▸ REQUIRED WORK:
Filter the entries below down to the lines that hold "this".

___ MATERIAL PROVIDED

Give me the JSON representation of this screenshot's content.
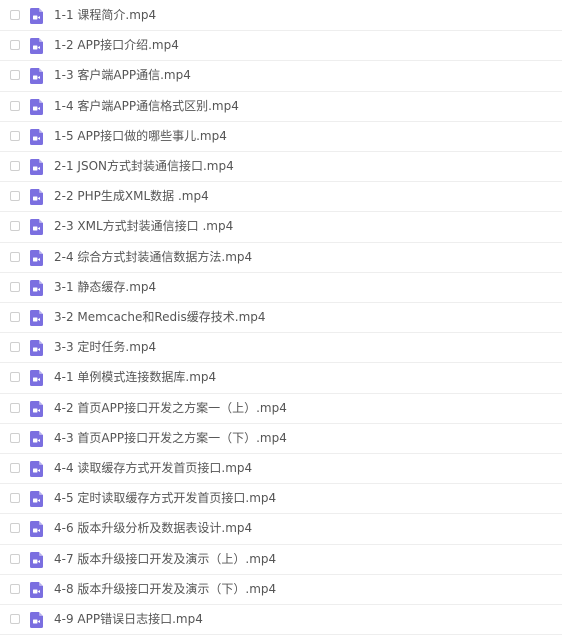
{
  "files": [
    {
      "name": "1-1 课程简介.mp4",
      "icon": "video-file-icon"
    },
    {
      "name": "1-2 APP接口介绍.mp4",
      "icon": "video-file-icon"
    },
    {
      "name": "1-3 客户端APP通信.mp4",
      "icon": "video-file-icon"
    },
    {
      "name": "1-4 客户端APP通信格式区别.mp4",
      "icon": "video-file-icon"
    },
    {
      "name": "1-5 APP接口做的哪些事儿.mp4",
      "icon": "video-file-icon"
    },
    {
      "name": "2-1 JSON方式封装通信接口.mp4",
      "icon": "video-file-icon"
    },
    {
      "name": "2-2 PHP生成XML数据 .mp4",
      "icon": "video-file-icon"
    },
    {
      "name": "2-3 XML方式封装通信接口 .mp4",
      "icon": "video-file-icon"
    },
    {
      "name": "2-4 综合方式封装通信数据方法.mp4",
      "icon": "video-file-icon"
    },
    {
      "name": "3-1 静态缓存.mp4",
      "icon": "video-file-icon"
    },
    {
      "name": "3-2 Memcache和Redis缓存技术.mp4",
      "icon": "video-file-icon"
    },
    {
      "name": "3-3 定时任务.mp4",
      "icon": "video-file-icon"
    },
    {
      "name": "4-1 单例模式连接数据库.mp4",
      "icon": "video-file-icon"
    },
    {
      "name": "4-2 首页APP接口开发之方案一（上）.mp4",
      "icon": "video-file-icon"
    },
    {
      "name": "4-3 首页APP接口开发之方案一（下）.mp4",
      "icon": "video-file-icon"
    },
    {
      "name": "4-4 读取缓存方式开发首页接口.mp4",
      "icon": "video-file-icon"
    },
    {
      "name": "4-5 定时读取缓存方式开发首页接口.mp4",
      "icon": "video-file-icon"
    },
    {
      "name": "4-6 版本升级分析及数据表设计.mp4",
      "icon": "video-file-icon"
    },
    {
      "name": "4-7 版本升级接口开发及演示（上）.mp4",
      "icon": "video-file-icon"
    },
    {
      "name": "4-8 版本升级接口开发及演示（下）.mp4",
      "icon": "video-file-icon"
    },
    {
      "name": "4-9 APP错误日志接口.mp4",
      "icon": "video-file-icon"
    }
  ],
  "colors": {
    "icon": "#7b6fe0",
    "text": "#555555",
    "divider": "#eeeeee"
  }
}
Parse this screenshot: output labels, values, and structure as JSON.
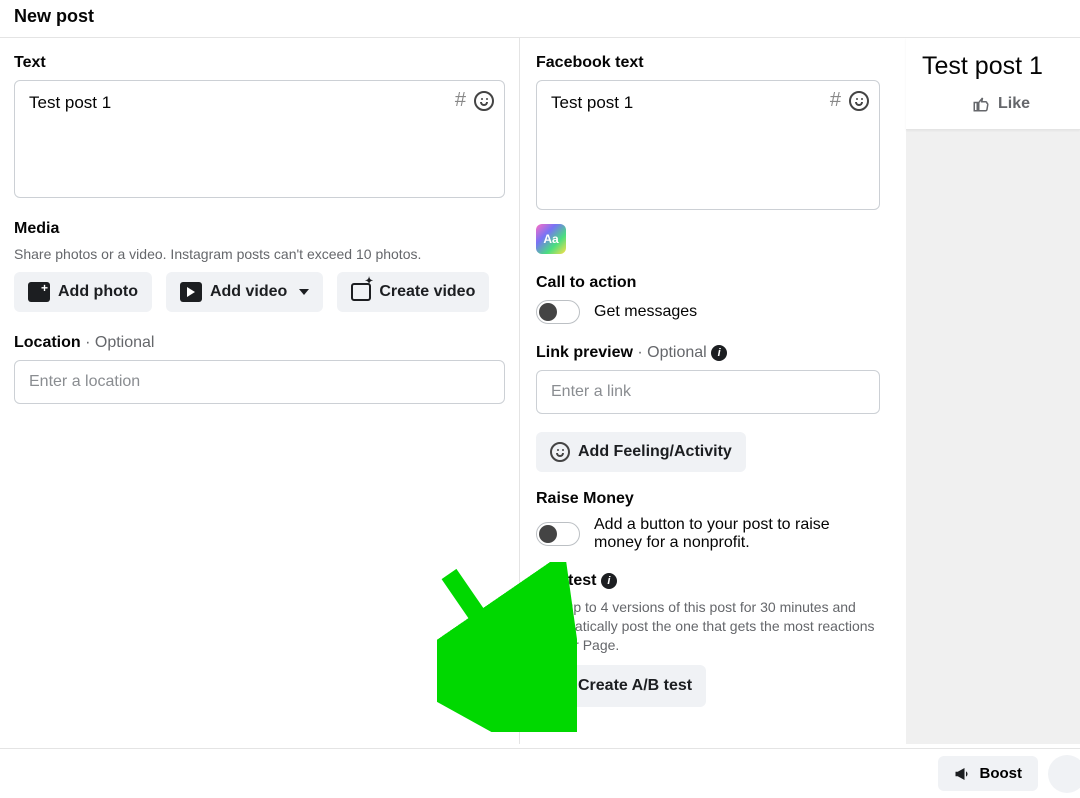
{
  "header": {
    "title": "New post"
  },
  "left": {
    "text_label": "Text",
    "text_value": "Test post 1",
    "media_label": "Media",
    "media_subtext": "Share photos or a video. Instagram posts can't exceed 10 photos.",
    "add_photo": "Add photo",
    "add_video": "Add video",
    "create_video": "Create video",
    "location_label": "Location",
    "location_optional": " · Optional",
    "location_placeholder": "Enter a location"
  },
  "right": {
    "fb_text_label": "Facebook text",
    "fb_text_value": "Test post 1",
    "aa_label": "Aa",
    "cta_label": "Call to action",
    "cta_get_messages": "Get messages",
    "link_preview_label": "Link preview",
    "link_preview_optional": " · Optional",
    "link_placeholder": "Enter a link",
    "add_feeling": "Add Feeling/Activity",
    "raise_money_label": "Raise Money",
    "raise_money_text": "Add a button to your post to raise money for a nonprofit.",
    "ab_label": "A/B test",
    "ab_desc": "Test up to 4 versions of this post for 30 minutes and automatically post the one that gets the most reactions to your Page.",
    "ab_button": "Create A/B test"
  },
  "preview": {
    "text": "Test post 1",
    "like": "Like"
  },
  "footer": {
    "boost": "Boost"
  }
}
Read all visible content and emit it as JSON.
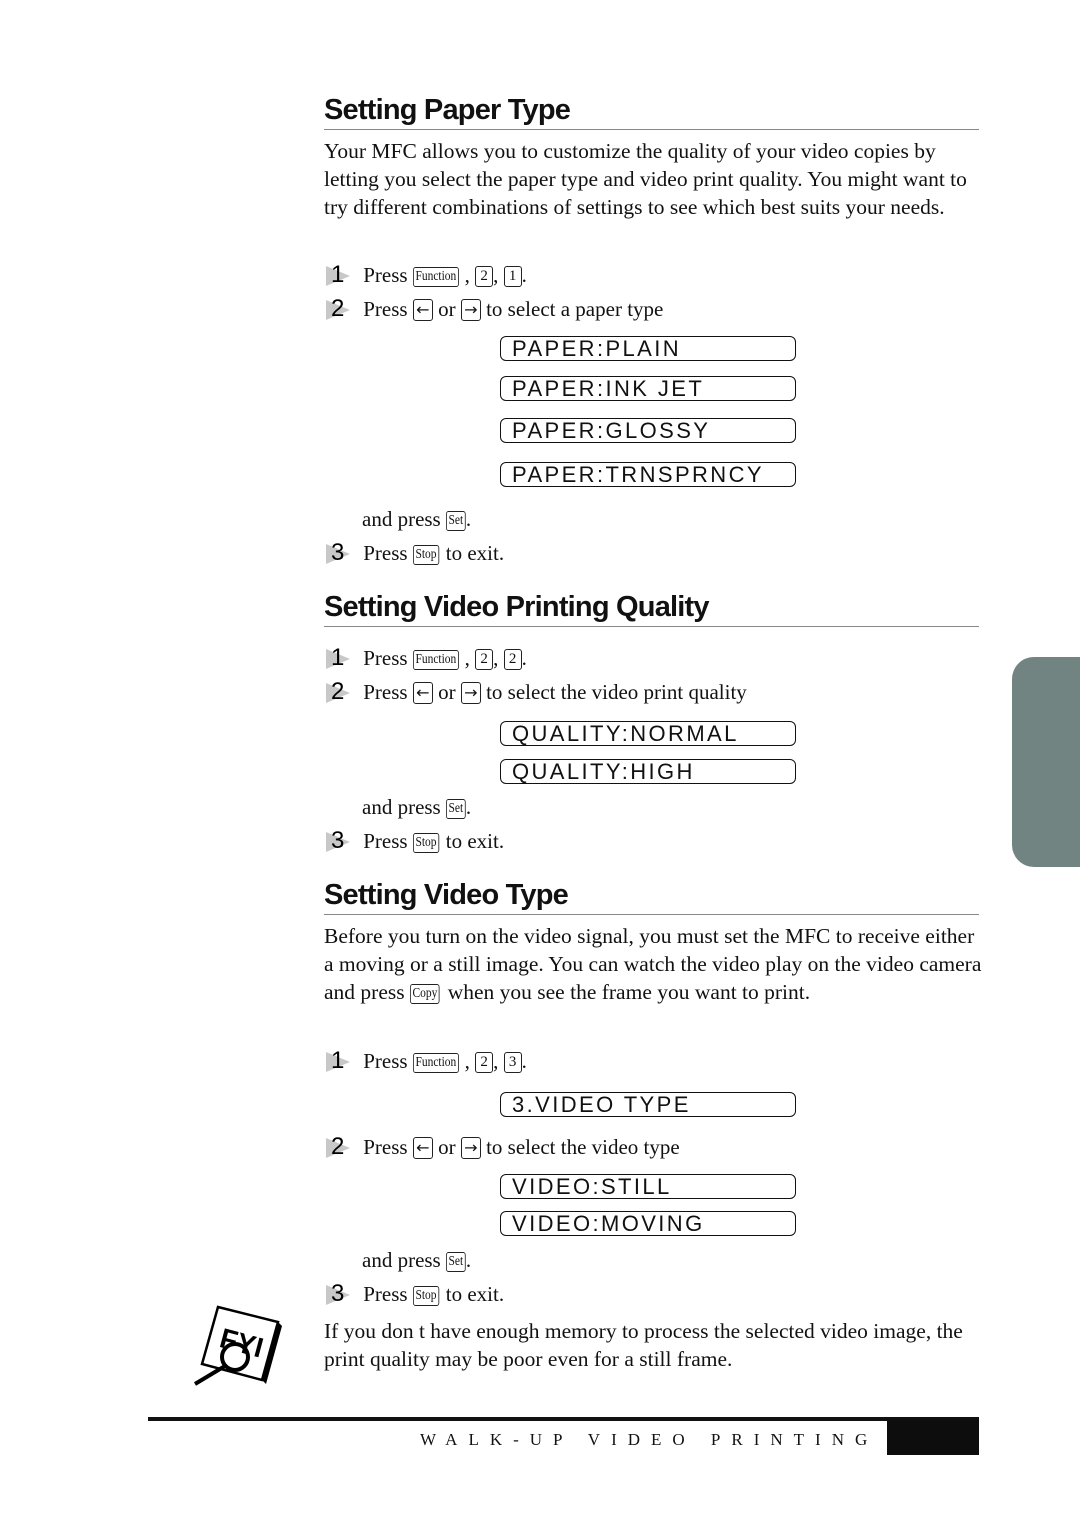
{
  "sections": [
    {
      "title": "Setting Paper Type",
      "intro": "Your MFC allows you to customize the quality of your video copies by letting you select the paper type and video print quality. You might want to try different combinations of settings to see which best suits your needs.",
      "step1": {
        "num": "1",
        "press": "Press",
        "keys": [
          "Function",
          "2",
          "1"
        ]
      },
      "step2": {
        "num": "2",
        "press": "Press",
        "left_key": "←",
        "or": "or",
        "right_key": "→",
        "text": "to select a paper type"
      },
      "displays": [
        "PAPER:PLAIN",
        "PAPER:INK JET",
        "PAPER:GLOSSY",
        "PAPER:TRNSPRNCY"
      ],
      "and_press": "and press",
      "set_key": "Set",
      "step3": {
        "num": "3",
        "press": "Press",
        "key": "Stop",
        "text": "to exit."
      }
    },
    {
      "title": "Setting Video Printing Quality",
      "step1": {
        "num": "1",
        "press": "Press",
        "keys": [
          "Function",
          "2",
          "2"
        ]
      },
      "step2": {
        "num": "2",
        "press": "Press",
        "left_key": "←",
        "or": "or",
        "right_key": "→",
        "text": "to select the video print quality"
      },
      "displays": [
        "QUALITY:NORMAL",
        "QUALITY:HIGH"
      ],
      "and_press": "and press",
      "set_key": "Set",
      "step3": {
        "num": "3",
        "press": "Press",
        "key": "Stop",
        "text": "to exit."
      }
    },
    {
      "title": "Setting Video Type",
      "intro_a": "Before you turn on the video signal, you must set the MFC to receive either a moving or a still image. You can watch the video play on the video camera and press",
      "intro_key": "Copy",
      "intro_b": "when you see the frame you want to print.",
      "step1": {
        "num": "1",
        "press": "Press",
        "keys": [
          "Function",
          "2",
          "3"
        ]
      },
      "display_menu": "3.VIDEO TYPE",
      "step2": {
        "num": "2",
        "press": "Press",
        "left_key": "←",
        "or": "or",
        "right_key": "→",
        "text": "to select the video type"
      },
      "displays": [
        "VIDEO:STILL",
        "VIDEO:MOVING"
      ],
      "and_press": "and press",
      "set_key": "Set",
      "step3": {
        "num": "3",
        "press": "Press",
        "key": "Stop",
        "text": "to exit."
      }
    }
  ],
  "fyi": {
    "icon": "fyi-magnifier-icon",
    "text": "If you don t have enough memory to process the selected video image, the print quality may be poor even for a still frame."
  },
  "footer": {
    "chapter": "WALK-UP VIDEO PRINTING"
  },
  "colors": {
    "tab": "#728482",
    "step_triangle": "#c8c8c8"
  }
}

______

▸ EXERCISE OUTPUT:
Give me the JSON representation of this screenshot's content.
Parse this screenshot: output labels, values, and structure as JSON.
    "ab_desc": "Test up to 4 versions of this post for 30 minutes and automatically post the one that gets the most reactions to your Page.",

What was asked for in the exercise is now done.